Rick Heath thinks the recent announcements are in-line with conservative government funding for arts organisations more broadly.

‘I see it as part of a shift in how we can expect to be funded on an ongoing basis, and where the responsibility lies, and where other revenue streams will come from,’ he said.

‘I’m not complaining about this. The pandemic experience has actually highlighted where new opportunities can be harnessed,’ he said.


Whilst COVID has altered financial variables for both Black Swan Theatre Company and West Australian Ballet, it’s not all bad news. Both Heath and Machin report positive signs of support from the general public and corporate supporters in the wake of the pandemic.

‘Corporate sponsors like Perth Airport, who have obviously taken a massive hit during the crisis, haven’t pulled their Black Swan sponsorship, they have postponed it until next year,’ Heath said.

‘And for others where we had to cancel performances and change the deliverables for our sponsors, they have been flexible and accommodating. In fact, some of them have said that what we did for them this year is more exciting than what we’ve previously done, and that they’d like to continue that next year.’

‘So that’s been really good. It’s pushed us to work in new ways with them and I think it’s deepened our engagement with each other.’

‘We have also seen a 512% increase in donors to our end of financial year giving campaign this year,’ Heath said.

‘A lot of that giving was small donations from people who have previously not had strong relationships with the company.

‘Also, in relation to our cancelled shows, we had $53,000 in donations from people who donated their cancelled ticket price to the company.’

Jessica Machin has witnessed similar trends at the WA Ballet. ‘The generosity of Western Australians has been extraordinary,’ she said.

‘The generosity of Western Australians has been extraordinary.’ 

– Jessica Machin, West Australian Ballet

‘We’ve registered over 400 new donors to our philanthropy program since COVID with many people donating their tickets [instead of getting refunds] when we had to shut down.’

‘I think this indicates heightened levels of compassion and support for the arts from the general public,’ Heath observes.

‘But, on the whole, that hasn’t yet translated in terms of government support,’ he said.

Jessica Machin agrees. ‘There are still some key opportunities that the government need to recognise in terms of arts and culture’s role in assisting mental health and wellbeing, and there is definitely room for more partnerships and collaborative initiatives in that area,’ she said.

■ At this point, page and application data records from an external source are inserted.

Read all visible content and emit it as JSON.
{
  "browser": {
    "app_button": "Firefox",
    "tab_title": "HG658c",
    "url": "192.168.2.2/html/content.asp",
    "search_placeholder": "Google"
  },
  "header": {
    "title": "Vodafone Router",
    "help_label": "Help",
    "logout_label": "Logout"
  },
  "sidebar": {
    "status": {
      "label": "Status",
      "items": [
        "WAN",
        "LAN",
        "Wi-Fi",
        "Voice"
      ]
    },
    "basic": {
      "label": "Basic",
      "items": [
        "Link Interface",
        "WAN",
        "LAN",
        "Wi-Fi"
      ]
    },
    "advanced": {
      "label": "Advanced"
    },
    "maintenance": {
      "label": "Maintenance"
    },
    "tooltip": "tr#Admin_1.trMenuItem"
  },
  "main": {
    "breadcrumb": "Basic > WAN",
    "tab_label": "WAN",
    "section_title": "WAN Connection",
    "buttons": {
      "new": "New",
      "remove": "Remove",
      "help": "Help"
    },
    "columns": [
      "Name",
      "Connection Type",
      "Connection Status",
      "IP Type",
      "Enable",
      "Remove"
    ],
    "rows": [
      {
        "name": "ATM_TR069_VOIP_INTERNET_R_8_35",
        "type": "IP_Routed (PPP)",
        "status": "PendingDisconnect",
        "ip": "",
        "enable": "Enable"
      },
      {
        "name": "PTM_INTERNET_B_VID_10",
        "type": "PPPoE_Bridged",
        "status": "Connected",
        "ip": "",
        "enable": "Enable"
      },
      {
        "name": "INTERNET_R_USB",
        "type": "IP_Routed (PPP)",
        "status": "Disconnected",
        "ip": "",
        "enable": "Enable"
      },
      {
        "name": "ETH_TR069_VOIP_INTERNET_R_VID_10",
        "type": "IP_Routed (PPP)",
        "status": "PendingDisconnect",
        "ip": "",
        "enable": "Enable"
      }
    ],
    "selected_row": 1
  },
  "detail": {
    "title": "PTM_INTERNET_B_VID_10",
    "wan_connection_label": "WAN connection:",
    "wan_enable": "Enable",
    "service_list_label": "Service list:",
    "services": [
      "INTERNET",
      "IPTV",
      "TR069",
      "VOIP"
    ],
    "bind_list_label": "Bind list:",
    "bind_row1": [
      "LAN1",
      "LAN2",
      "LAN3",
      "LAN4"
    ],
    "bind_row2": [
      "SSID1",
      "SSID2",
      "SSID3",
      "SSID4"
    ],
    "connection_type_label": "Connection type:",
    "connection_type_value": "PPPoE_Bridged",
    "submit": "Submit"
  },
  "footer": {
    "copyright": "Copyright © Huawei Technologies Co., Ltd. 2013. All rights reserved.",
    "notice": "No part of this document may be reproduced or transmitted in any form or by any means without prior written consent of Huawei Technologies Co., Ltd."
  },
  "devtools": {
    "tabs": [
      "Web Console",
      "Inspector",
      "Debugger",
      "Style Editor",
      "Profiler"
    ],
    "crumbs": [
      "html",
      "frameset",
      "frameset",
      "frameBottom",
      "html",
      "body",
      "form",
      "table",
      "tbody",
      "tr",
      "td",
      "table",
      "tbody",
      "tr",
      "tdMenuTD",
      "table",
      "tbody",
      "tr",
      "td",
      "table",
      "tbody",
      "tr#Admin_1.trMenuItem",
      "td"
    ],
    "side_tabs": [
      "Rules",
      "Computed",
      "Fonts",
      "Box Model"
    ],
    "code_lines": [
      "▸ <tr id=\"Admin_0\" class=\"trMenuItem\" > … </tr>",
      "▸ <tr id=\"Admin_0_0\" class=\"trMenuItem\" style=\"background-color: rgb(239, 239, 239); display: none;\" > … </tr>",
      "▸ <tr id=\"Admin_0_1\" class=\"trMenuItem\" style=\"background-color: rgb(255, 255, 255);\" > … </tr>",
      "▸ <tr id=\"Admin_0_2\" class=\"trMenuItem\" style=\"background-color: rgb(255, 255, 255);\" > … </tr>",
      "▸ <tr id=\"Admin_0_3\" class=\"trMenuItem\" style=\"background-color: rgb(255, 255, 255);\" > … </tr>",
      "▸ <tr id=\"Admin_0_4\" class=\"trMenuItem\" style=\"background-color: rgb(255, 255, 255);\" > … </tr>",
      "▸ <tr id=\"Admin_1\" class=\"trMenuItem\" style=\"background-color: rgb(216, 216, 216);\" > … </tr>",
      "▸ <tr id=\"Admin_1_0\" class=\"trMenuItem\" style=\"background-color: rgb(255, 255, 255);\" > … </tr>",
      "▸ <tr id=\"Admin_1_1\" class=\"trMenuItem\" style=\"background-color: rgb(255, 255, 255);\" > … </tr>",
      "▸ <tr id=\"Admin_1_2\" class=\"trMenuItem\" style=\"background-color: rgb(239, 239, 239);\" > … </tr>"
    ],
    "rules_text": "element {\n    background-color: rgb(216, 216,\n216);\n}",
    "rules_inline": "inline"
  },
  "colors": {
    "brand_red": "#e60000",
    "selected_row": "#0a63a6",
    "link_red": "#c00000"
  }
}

Jo Pickup
About the Author
ArtsHub's Arts Feature Writer Jo Pickup is based in Perth. An arts writer and manager, she has worked as a journalist and broadcaster for media such as the ABC, RTRFM and The West Australian newspaper, contributing media content and commentary on art, culture and design. She has also worked for WA arts organisations such as Fremantle Arts Centre, STRUT dance, and the Aboriginal Arts Centre Hub of WA, as well as being a sessional arts lecturer at WAAPA.